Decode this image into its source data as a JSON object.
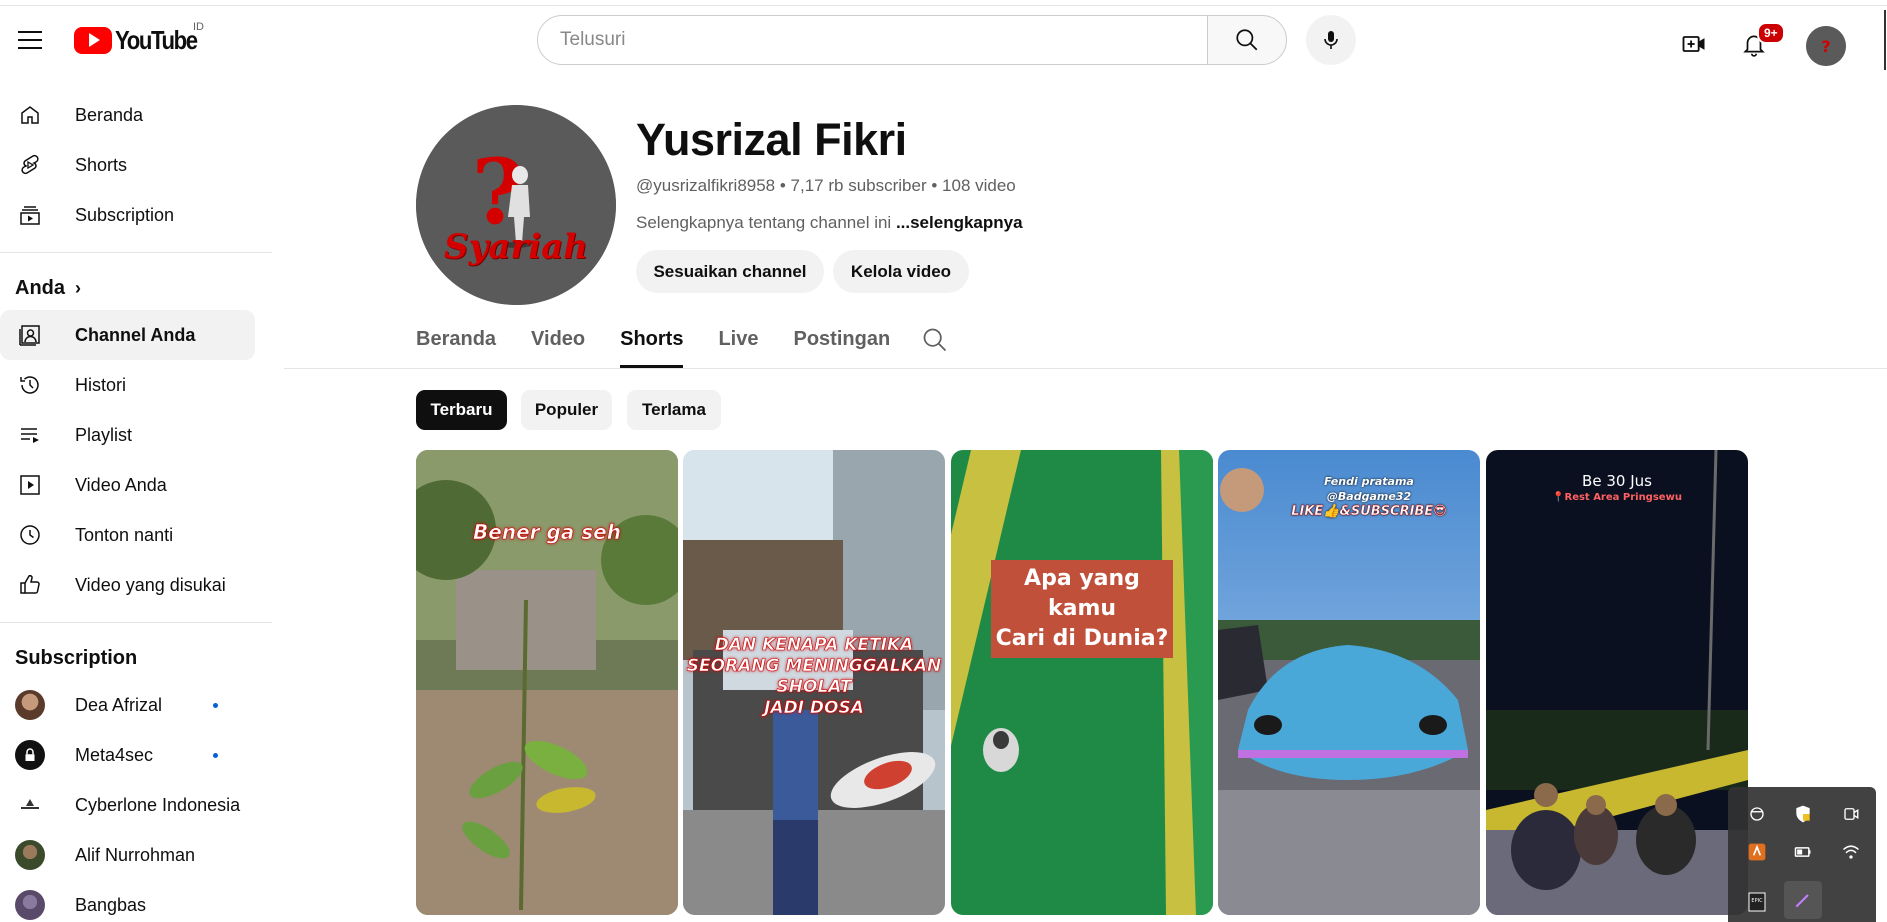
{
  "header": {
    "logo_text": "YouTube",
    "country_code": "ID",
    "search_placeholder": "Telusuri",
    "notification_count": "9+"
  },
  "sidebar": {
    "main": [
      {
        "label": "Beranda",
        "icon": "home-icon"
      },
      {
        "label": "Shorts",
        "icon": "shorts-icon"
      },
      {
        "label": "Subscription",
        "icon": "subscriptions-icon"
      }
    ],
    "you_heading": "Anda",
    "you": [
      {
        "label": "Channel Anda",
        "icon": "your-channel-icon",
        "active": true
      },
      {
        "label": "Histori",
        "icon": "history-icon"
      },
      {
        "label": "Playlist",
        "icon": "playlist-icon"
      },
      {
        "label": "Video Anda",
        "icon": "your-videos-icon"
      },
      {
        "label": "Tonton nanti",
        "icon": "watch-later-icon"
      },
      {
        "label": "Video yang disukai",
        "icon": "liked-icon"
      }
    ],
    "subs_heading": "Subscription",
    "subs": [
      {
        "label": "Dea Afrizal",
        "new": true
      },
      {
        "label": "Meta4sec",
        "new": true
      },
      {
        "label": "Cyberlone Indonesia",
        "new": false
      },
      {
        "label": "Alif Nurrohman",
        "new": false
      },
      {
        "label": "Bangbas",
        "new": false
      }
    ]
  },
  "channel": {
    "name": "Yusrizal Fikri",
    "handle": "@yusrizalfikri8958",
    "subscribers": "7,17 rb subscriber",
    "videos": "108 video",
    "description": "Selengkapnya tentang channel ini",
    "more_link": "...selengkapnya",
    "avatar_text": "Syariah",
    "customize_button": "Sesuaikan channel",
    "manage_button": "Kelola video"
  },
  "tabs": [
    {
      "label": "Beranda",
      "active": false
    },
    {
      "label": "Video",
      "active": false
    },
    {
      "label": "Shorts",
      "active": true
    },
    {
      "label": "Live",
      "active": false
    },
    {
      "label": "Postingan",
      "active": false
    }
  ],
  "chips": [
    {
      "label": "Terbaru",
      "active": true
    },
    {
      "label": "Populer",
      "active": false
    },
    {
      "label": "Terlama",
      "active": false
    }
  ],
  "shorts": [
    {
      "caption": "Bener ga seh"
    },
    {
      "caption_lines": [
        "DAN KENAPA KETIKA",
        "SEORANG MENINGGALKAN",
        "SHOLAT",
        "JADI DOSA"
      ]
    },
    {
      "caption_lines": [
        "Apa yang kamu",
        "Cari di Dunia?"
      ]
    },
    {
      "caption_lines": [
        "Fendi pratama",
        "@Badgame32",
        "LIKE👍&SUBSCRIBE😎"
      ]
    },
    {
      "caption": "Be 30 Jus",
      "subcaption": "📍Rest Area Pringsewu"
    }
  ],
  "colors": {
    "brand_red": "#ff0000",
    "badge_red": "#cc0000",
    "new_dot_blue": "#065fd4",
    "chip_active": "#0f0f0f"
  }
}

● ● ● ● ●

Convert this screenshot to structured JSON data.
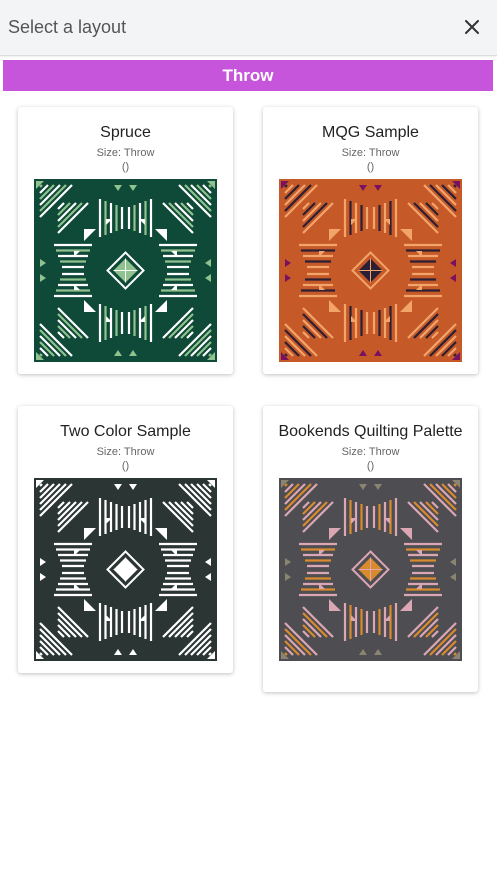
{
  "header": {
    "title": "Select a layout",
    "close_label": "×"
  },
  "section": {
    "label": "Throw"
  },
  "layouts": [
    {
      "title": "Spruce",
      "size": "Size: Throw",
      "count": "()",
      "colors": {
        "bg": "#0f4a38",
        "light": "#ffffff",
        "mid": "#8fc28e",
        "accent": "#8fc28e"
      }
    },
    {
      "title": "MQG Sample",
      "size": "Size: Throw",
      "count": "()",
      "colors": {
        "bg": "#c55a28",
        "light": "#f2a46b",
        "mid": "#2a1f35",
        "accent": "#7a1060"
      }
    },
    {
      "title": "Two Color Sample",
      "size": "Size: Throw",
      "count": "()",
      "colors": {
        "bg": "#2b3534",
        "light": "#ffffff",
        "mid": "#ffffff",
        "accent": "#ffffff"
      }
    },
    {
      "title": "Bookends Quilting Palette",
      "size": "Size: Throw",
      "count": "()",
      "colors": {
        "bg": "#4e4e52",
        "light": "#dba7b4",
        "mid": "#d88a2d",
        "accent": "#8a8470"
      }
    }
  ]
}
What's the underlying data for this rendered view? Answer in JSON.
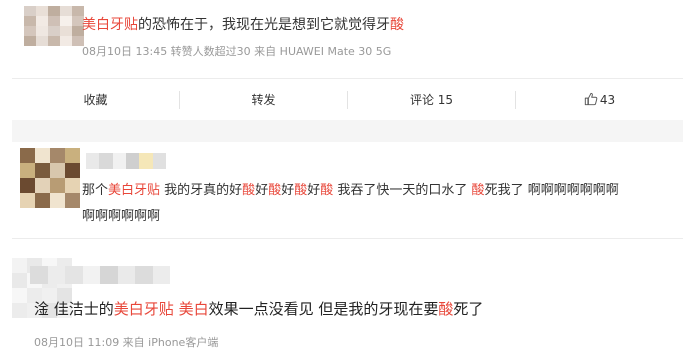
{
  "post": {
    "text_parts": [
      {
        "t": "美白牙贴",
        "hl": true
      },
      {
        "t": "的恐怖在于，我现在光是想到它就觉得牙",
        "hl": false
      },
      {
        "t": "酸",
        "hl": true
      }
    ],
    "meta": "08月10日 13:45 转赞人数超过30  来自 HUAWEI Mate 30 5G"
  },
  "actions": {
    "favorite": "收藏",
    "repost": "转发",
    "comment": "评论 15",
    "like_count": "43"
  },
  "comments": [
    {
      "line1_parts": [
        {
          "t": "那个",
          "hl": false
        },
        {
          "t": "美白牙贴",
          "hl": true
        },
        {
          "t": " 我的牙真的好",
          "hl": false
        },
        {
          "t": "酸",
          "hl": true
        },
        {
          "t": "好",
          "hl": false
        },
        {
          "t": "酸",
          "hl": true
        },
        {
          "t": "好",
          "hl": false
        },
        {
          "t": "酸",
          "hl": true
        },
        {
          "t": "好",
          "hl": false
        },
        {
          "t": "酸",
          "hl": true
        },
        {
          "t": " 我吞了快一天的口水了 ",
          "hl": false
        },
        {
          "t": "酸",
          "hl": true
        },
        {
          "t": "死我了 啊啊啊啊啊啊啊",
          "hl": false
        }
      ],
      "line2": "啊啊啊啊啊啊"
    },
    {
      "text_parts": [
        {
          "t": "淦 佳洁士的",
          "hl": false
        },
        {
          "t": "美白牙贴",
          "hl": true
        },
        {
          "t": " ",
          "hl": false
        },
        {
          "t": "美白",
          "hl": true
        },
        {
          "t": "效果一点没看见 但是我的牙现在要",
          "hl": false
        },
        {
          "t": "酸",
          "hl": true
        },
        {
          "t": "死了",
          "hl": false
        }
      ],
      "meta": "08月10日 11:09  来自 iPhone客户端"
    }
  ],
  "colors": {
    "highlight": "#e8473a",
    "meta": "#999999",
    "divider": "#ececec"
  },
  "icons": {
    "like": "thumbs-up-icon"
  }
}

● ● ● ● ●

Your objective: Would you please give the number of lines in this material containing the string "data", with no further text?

Solution to this task: 3